Promoting Intergenerational Cultures of Creativity

 

There is a sense of momentum in the notion of an intergenerational culture of creativity. In the process of learners becoming educators, educators also continue as learners as they engage in dynamic and creative practices. When student teachers are encouraged to view themselves as learners in terms of their own artistic development, their awareness of the role of teachers within a cultural ecosystem is expanded. Their awareness of their own learning through the arts enables them to engage with children and students in the light of these experiences and, having confronted their own self doubts and uncertainty, they are able to appreciate and develop tolerance for divergent and different ways of learning.

 

When considering artistic growth, it is useful to draw parallels with language and mathematical development that require learning and practice over time. Unlike language development in particular, processes of artistic development are frequently misunderstood, deterring many students from engaging in the sustained work of building up satisfying levels of skill in particular art forms.

 

As the context of teacher education has changed in recent decades, in many courses, fewer opportunities are available for students to engage in art practices at an undergraduate level. The reasons for these changes are too complex to detail here. However, viewing the arts in education within a broader culture of creativity, and encouraging insight into intergenerational practices enables a richer conception of learning and situates the student teacher as an active participant in a cultural ecosystem. In this system, learning continues well beyond undergraduate study to embrace class-room research, participation in continuing education including arts practice, and postgraduate study that builds on teaching practice. Universities are now able to provide opportunities for participation in a virtual community of practice for their graduates through online discussion groups can that foster identification within an intergenerational culture of learning in the arts. Similarly, projects such as Drawing Australia that incorporates a public access program, the Big Draw, promote active participation in the arts and make the processes of artmaking visible within the wider community and, in the process, promotes intergenerational cultures of creativity.
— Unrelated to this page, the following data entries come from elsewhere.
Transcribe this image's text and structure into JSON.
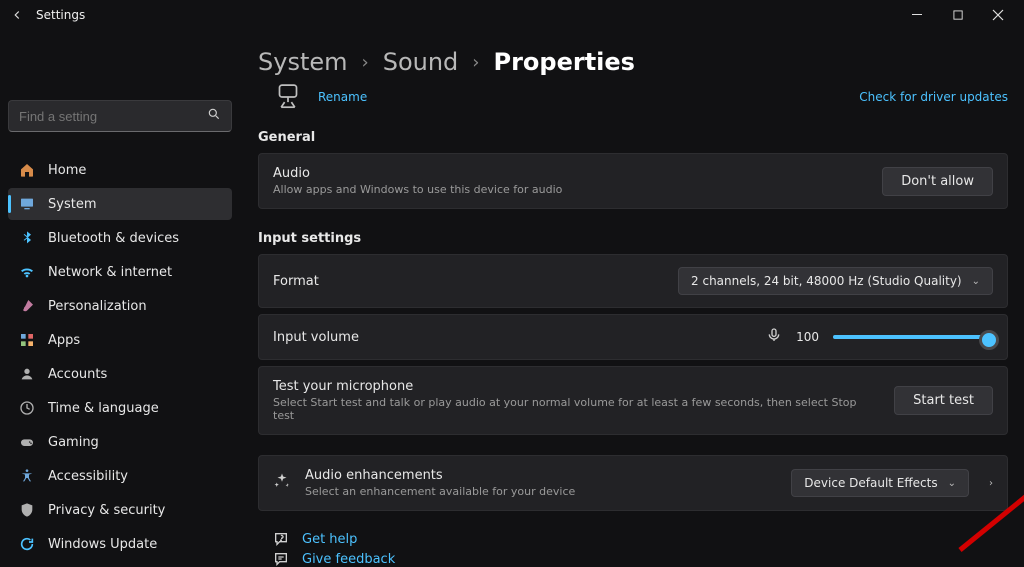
{
  "window": {
    "title": "Settings"
  },
  "search": {
    "placeholder": "Find a setting"
  },
  "sidebar": {
    "items": [
      {
        "label": "Home",
        "icon": "home-icon"
      },
      {
        "label": "System",
        "icon": "system-icon",
        "selected": true
      },
      {
        "label": "Bluetooth & devices",
        "icon": "bluetooth-icon"
      },
      {
        "label": "Network & internet",
        "icon": "wifi-icon"
      },
      {
        "label": "Personalization",
        "icon": "brush-icon"
      },
      {
        "label": "Apps",
        "icon": "apps-icon"
      },
      {
        "label": "Accounts",
        "icon": "person-icon"
      },
      {
        "label": "Time & language",
        "icon": "clock-globe-icon"
      },
      {
        "label": "Gaming",
        "icon": "gaming-icon"
      },
      {
        "label": "Accessibility",
        "icon": "accessibility-icon"
      },
      {
        "label": "Privacy & security",
        "icon": "shield-icon"
      },
      {
        "label": "Windows Update",
        "icon": "update-icon"
      }
    ]
  },
  "breadcrumb": {
    "parts": [
      "System",
      "Sound",
      "Properties"
    ]
  },
  "device": {
    "rename_label": "Rename",
    "check_updates_label": "Check for driver updates"
  },
  "sections": {
    "general_label": "General",
    "input_label": "Input settings"
  },
  "audio_card": {
    "title": "Audio",
    "subtitle": "Allow apps and Windows to use this device for audio",
    "button_label": "Don't allow"
  },
  "format_card": {
    "title": "Format",
    "value": "2 channels, 24 bit, 48000 Hz (Studio Quality)"
  },
  "volume_card": {
    "title": "Input volume",
    "value": "100"
  },
  "test_card": {
    "title": "Test your microphone",
    "subtitle": "Select Start test and talk or play audio at your normal volume for at least a few seconds, then select Stop test",
    "button_label": "Start test"
  },
  "enhancements_card": {
    "title": "Audio enhancements",
    "subtitle": "Select an enhancement available for your device",
    "dropdown_value": "Device Default Effects"
  },
  "footer_links": {
    "help": "Get help",
    "feedback": "Give feedback"
  }
}
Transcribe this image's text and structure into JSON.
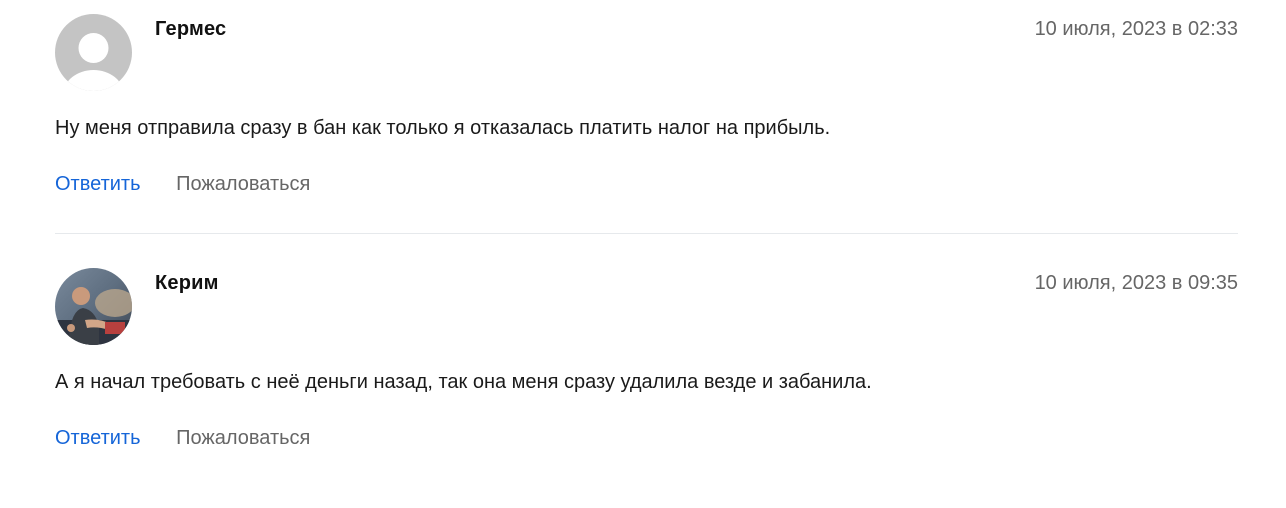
{
  "comments": [
    {
      "author": "Гермес",
      "date": "10 июля, 2023 в 02:33",
      "text": "Ну меня отправила сразу в бан как только я отказалась платить налог на прибыль.",
      "reply_label": "Ответить",
      "report_label": "Пожаловаться",
      "avatar": "default-user-silhouette"
    },
    {
      "author": "Керим",
      "date": "10 июля, 2023 в 09:35",
      "text": "А я начал требовать с неё деньги назад, так она меня сразу удалила везде и забанила.",
      "reply_label": "Ответить",
      "report_label": "Пожаловаться",
      "avatar": "user-photo"
    }
  ],
  "colors": {
    "link": "#1565d8",
    "muted": "#666666",
    "text": "#1a1a1a",
    "divider": "#e6e9ec",
    "avatar_placeholder": "#c4c4c4"
  }
}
References

Csikszentimihalyi, M. (1990). The domain of creativity. In M. Runco & R. Albert (Eds.)

Theories of creativity USA: Sage.

Grant, A. M., Langer, E. J., Falk E., Capodilupo C. (2004). Mindful creativity: Drawing

to draw distinctions, Creativity Research Journal, 16, 2&3, pp. 261-265.

Makin, L., White, M., & Owen, M., (1996). Creation or constraint: Teacher response to

children's artmaking in Anglo-Australian and Asian-Australian child care centres.

Studies in Art Education, 37 (4), pp. 226-244.

Thurber, F. (2004). Teacher education as a field of study in art education: a

comprehensive review of methodology and methods used in research about art teacher education, in Elliot Eisner & Michael Day (Eds) Handbook of research and policy in art education, New Jersey: Lawrence Erlbaum. pp. 487-522.

Wenger, E. (1998). Communities of Practice: Learning, meaning and identity.

Cambridge: Cambridge University Press.

White M. H. (2005) Creativity, a cyclical ecology in childhood and beyond. In (Eds) A.

            Talay-Ongan & E. A. Ap. Child development and teaching young children.

            Melbourne: Thompson. pp. 99-114.